Its sometimes an unpredictable relationship because it depends on the movement of money, not its current value.
When the US stock market is bullish, foreign investors want to buy USD so they can use dollars to buy US stocks, and they sell e.g. EUR and JPY to get them. This drives the USD up. The investors within the country already have the currency so they don’t need to go through any exchange process.
However, the US has the largest national economy by all measures and as a result the USD is a “reserve” currency, i.e. one that all investors and banks will wish to hold as a stable reserve they can easily allocate wherever needed. Partly why commodities generally are traded in USD, even if not produced in the US.

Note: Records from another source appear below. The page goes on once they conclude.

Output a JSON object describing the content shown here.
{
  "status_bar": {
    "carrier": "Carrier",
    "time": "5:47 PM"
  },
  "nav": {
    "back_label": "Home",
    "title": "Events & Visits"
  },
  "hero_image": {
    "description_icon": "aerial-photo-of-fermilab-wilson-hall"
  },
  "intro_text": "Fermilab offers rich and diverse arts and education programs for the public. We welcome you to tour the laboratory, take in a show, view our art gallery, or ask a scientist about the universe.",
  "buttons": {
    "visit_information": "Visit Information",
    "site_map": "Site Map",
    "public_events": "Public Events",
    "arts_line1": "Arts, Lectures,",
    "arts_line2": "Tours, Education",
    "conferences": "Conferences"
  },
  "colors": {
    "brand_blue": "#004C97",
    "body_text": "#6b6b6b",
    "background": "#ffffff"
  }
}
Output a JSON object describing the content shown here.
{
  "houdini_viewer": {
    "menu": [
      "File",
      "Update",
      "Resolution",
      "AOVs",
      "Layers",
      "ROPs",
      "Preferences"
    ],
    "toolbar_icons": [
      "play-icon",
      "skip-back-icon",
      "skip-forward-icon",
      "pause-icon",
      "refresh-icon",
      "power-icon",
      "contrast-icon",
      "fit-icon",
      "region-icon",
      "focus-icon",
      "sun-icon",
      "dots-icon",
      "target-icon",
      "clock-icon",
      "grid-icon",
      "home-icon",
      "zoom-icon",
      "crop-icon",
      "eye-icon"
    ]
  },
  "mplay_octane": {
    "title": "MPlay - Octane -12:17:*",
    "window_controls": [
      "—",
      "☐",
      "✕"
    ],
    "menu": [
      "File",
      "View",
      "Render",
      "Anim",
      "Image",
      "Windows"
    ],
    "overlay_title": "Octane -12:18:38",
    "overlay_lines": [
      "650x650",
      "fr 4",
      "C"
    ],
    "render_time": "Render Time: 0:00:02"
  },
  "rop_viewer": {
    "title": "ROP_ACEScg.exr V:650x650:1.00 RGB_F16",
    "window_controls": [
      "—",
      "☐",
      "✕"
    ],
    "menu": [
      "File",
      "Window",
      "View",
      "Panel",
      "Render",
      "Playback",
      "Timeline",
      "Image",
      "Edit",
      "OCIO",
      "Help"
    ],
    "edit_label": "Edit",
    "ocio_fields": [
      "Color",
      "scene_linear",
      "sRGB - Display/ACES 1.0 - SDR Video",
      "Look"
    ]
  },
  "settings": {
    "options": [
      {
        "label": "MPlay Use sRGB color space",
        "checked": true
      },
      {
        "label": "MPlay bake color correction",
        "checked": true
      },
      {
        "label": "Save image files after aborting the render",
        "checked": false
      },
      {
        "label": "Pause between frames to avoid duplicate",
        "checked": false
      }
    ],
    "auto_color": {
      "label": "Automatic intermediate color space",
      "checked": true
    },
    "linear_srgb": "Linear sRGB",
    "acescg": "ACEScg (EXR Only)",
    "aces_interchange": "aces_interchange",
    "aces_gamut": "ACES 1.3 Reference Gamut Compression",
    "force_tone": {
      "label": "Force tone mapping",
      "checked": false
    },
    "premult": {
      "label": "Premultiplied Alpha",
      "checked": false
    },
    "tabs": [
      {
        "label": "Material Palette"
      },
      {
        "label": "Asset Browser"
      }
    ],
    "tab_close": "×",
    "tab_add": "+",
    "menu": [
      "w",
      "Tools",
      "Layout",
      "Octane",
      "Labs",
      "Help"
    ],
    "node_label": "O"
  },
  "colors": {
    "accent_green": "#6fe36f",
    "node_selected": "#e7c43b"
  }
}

This matters as the US stock market is also a barometer for risk tolerance in the global markets generally, so when money is pulled out of the US stock markets, it tends to get pulled out also from other equally or more risky assets. If you sell US stocks you’ll be paid in USD, which is good to have because you can invest it in dollar-traded commodities like oil or gold etc. USD are also easily exchangeable if you want to use them to buy e.g. CHF or JPY. If the US stock market falls far enough, USD will be the last readily tradeable currency capable of being used to buy anything, so a falling US stock market and a rising USD indicates the big players expect really stormy times ahead.